As he made clear in his autobiography, A Bad Beginning and the Path to Islam (2010), published just weeks before his death, Eaton was something of a rebel by nature. He may have represented Her Majesty's government as a diplomat, but he could never take his official role altogether seriously. However ironic it may seem to some, it was Islam that tempered his rebellious predisposition, making of him a conservative upholder of all he considered best in British society. Refusing to conform to the dictates of any ethnic or cultural model imported from abroad, this impeccable Englishman showed far more effectively than any amount of theory that Islamic faith is fully compatible with British identity.
The late Shaykh (may Allah SWT elevate his status in the hereafter) talks about consumerism plaguing our society, the footprint we leave behind after we're gone and how we need to be responsible and moderate beings.Quotes from the lecture:
The video belongs to Radical Middle Way and you can watch the whole lecture at -
"We today are constantly greedy and we're encouraged to be greedy, particularly by advertising, which tries to persuade us to buy many things that we don't need. We're even encouraged to be greedy by government authorities, who want us to spend, spend, spend, because that is good for the economy, or so it is supposed.
But the world is flooded today in the West with all sorts of unnecessary goods, which we are encouraged to buy. In fact, one reason that we have people, particularly in England, working appalling long hours with little chance to be with their family, little energy to be with their children, working as they say to make ends meet, but working also because they need the money to buy a better television, a better this, a better that, to buy things that are not essential and are not really necessary. Now, Islam is very clear upon this point. Excess is condemned. And excessive greed is certainly and very powerfully condemned.

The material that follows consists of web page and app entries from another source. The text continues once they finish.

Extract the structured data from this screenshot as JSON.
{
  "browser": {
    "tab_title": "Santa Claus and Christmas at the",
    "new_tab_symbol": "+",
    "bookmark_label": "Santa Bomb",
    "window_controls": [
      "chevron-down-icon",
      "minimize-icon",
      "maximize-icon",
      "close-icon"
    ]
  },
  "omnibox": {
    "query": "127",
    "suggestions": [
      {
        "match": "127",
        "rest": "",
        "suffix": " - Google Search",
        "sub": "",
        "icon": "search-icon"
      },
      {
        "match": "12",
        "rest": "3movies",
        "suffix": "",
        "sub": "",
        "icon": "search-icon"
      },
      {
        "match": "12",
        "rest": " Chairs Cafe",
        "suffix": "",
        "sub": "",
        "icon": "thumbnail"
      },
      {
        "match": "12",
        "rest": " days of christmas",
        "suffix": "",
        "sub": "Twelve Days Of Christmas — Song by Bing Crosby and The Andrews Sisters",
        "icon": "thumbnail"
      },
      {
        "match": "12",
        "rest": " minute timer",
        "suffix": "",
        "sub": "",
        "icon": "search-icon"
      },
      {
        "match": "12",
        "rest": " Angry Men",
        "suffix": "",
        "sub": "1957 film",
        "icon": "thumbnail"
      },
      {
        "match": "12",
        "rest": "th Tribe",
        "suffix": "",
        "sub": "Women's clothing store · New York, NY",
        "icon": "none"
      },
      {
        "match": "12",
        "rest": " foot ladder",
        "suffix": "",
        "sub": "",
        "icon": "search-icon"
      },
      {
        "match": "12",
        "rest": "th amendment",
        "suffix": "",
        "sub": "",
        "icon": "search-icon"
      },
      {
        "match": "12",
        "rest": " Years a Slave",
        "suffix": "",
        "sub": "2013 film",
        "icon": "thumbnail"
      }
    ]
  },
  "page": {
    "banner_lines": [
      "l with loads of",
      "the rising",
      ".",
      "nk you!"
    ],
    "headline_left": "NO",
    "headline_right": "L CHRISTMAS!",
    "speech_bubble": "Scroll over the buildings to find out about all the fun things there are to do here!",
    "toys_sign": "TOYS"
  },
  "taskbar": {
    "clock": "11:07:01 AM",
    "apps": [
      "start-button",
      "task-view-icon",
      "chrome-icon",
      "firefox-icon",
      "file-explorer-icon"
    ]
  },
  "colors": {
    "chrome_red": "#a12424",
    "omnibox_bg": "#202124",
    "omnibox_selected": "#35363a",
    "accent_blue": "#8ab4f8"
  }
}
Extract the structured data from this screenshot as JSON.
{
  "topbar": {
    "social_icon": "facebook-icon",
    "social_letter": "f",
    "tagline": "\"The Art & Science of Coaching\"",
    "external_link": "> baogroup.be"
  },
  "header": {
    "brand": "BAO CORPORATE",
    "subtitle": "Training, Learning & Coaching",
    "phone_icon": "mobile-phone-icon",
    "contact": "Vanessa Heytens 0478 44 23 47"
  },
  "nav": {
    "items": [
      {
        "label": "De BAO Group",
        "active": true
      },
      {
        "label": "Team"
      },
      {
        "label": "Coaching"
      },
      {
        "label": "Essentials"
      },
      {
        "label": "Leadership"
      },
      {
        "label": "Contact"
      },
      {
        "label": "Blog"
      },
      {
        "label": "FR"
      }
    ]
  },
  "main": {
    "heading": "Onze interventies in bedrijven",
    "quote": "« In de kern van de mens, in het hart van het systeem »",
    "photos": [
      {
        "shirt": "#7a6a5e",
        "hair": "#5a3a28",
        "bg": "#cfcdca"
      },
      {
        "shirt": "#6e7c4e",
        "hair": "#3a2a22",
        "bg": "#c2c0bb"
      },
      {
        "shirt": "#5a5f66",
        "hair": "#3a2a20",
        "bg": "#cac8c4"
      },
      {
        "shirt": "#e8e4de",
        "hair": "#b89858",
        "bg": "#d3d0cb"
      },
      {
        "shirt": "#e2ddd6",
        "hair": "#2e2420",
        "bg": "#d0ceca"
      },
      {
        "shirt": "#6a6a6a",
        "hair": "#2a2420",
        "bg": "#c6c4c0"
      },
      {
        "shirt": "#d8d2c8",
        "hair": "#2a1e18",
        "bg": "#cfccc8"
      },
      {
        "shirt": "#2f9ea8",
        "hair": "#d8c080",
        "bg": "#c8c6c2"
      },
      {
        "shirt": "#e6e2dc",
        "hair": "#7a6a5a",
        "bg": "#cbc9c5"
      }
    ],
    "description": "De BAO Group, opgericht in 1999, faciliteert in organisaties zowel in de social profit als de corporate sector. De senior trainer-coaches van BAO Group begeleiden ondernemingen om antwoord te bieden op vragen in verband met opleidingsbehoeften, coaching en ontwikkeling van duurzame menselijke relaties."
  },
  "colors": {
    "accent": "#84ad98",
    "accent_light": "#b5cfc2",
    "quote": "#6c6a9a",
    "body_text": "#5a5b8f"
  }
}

But very often we don't even recognize that we have become greedy people. . . . We don't need these things, but in demanding them, in wanting them, in buying them, we are in fact contributing, in the small way, individually, to the depletion of the resources of this planet. And this is something that is easy to forget because we shall not see immediate disaster as the result. It is our grandchildren and our great grandchildren who are likely to suffer."
"It is a matter for the individual sometimes to sit back, particularly when they see a very tempting advertisement in the paper at morning, something reduced price, something they don't need, but all the same, you know, buying a bargain is saving money, or so we often feel, and it is a matter of thinking twice, of thinking three times, before rushing out to add to our possessions which we cannot take with us when we die, and which for the most part are not really necessary to our well-being in this life."